The town of Barberino Val d'Elsa is a beautiful medieval village surrounded by the green Tuscan countryside between Florence and Siena. Situated along the ancient Cassia road which connects Florence to Rome, it offers a stunning panorama of the Chianti region.
Even though there are no particular museums or monuments to visit, I recommend you stop and walk along the three streets in the center to enjoy the quiet and peaceful tranquility of the town, breathing in a little of its glorious history.
The history of Barberino is closely tied to Semifonte, a nearby town that was completely destroyed by the Florentines in 1202. Legend has it that the stones used to fortify the city, which became a Florentine outpost, came from the destroyed remains of Semifonte. Barberino maintains its original medieval look with an elliptical plan crossed by two longitudinal streets which are its beauty and the reason to stop here, even if just briefly.
From the well conserved Sienese Gate to the south you enter the main street, via Francesco da Barberino, where there are several beautiful buildings with ancient doors and swallow nests on their upper gutters.
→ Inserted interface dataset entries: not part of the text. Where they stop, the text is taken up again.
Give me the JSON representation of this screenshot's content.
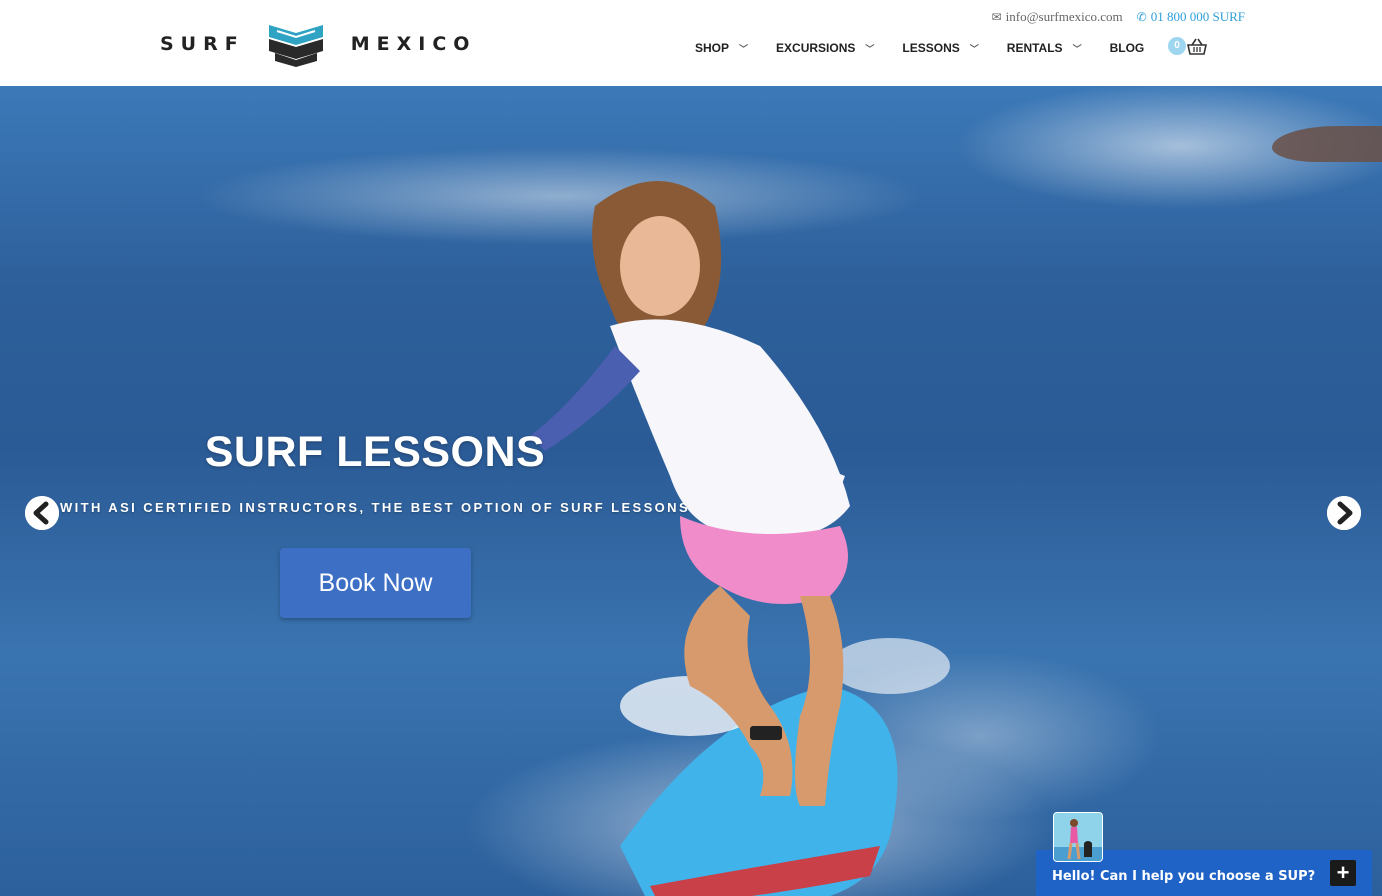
{
  "brand": {
    "left_word": "SURF",
    "right_word": "MEXICO",
    "accent": "#2fa3c4"
  },
  "contact": {
    "email": "info@surfmexico.com",
    "phone": "01 800 000 SURF",
    "email_icon": "envelope-icon",
    "phone_icon": "phone-icon"
  },
  "nav": {
    "items": [
      {
        "label": "SHOP",
        "has_dropdown": true
      },
      {
        "label": "EXCURSIONS",
        "has_dropdown": true
      },
      {
        "label": "LESSONS",
        "has_dropdown": true
      },
      {
        "label": "RENTALS",
        "has_dropdown": true
      },
      {
        "label": "BLOG",
        "has_dropdown": false
      }
    ],
    "cart_count": "0",
    "cart_icon": "basket-icon"
  },
  "hero": {
    "title": "SURF LESSONS",
    "subtitle": "WITH ASI CERTIFIED INSTRUCTORS, THE BEST OPTION OF SURF LESSONS",
    "cta_label": "Book Now",
    "cta_color": "#3d6fc5",
    "prev_icon": "chevron-left-circle-icon",
    "next_icon": "chevron-right-circle-icon"
  },
  "chat": {
    "message": "Hello! Can I help you choose a SUP?",
    "close_icon": "plus-icon",
    "color": "#1f63c6"
  }
}
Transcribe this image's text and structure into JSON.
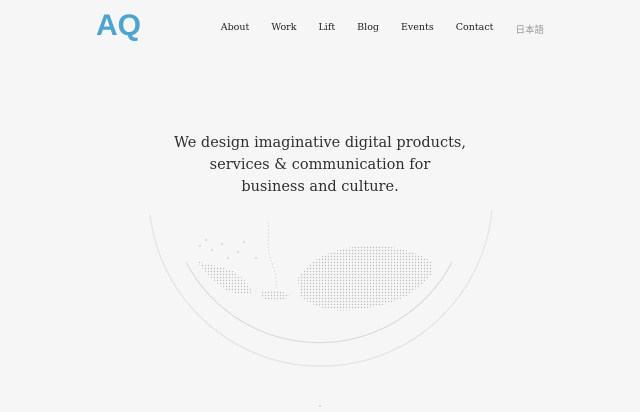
{
  "header": {
    "logo": "AQ",
    "nav": [
      {
        "label": "About"
      },
      {
        "label": "Work"
      },
      {
        "label": "Lift"
      },
      {
        "label": "Blog"
      },
      {
        "label": "Events"
      },
      {
        "label": "Contact"
      },
      {
        "label": "日本語"
      }
    ]
  },
  "hero": {
    "lines": [
      "We design imaginative digital products,",
      "services & communication for",
      "business and culture."
    ]
  },
  "colors": {
    "accent": "#4fa3cf",
    "background": "#f6f6f6",
    "text": "#2f2f2f"
  },
  "icons": [
    "globe-illustration"
  ]
}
Halfway down the street, the Palazzo del Podestà faces the small square with its facade decorated with the coats of arms of important noble families, including Florentine families.
At the end of the street is the Florentine Gate, although no longer the original one which was destroyed at one point, and next to it is the old pilgrim hospital, founded in 1363 and now housing the modern town library. Along this other parallel street you'll find an old bakery, one that has been producing traditional Tuscan bread and schiacciata for three generations. I highly recommend a stop and buying a piece of the delicious schiacciata!
Then you reach the magnificent Church of St. Bartholomew, rebuilt in the neo-gothic style in 1910. Inside is a fragment of a 14th century fresco and a panel painting by the Master from Barberino from the 16th century depicting the Virgin Mary with child giving a rosary to St. Catherine from Siena and St. Dominic.
Once you visit Barberino, I strongly suggest you take some time to visit the stunning parish church of Sant'Appiano and the Chapel of St. Michael in Semifonte, both located in the surroundings. The history of Semifonte is interesting, since in the Middle Ages it was a large, important city for the age and thus considered a great enemy by Florence. At one point, its great influence in the Val D'Elsa led to the decision by Florence to attack it. It took four years of siege, and in 1202, Semifonte was conquered and completely destroyed by the Florentines. To prevent its reconstruction, Florence prohibited anyone from building on the site, an edict that has been respected except for the construction of the Chapel of St. Michael in the 16th century in memory of the people of Semifonte. Visiting it today and thinking of the site makes for an interesting stop along your Chianti itinerary.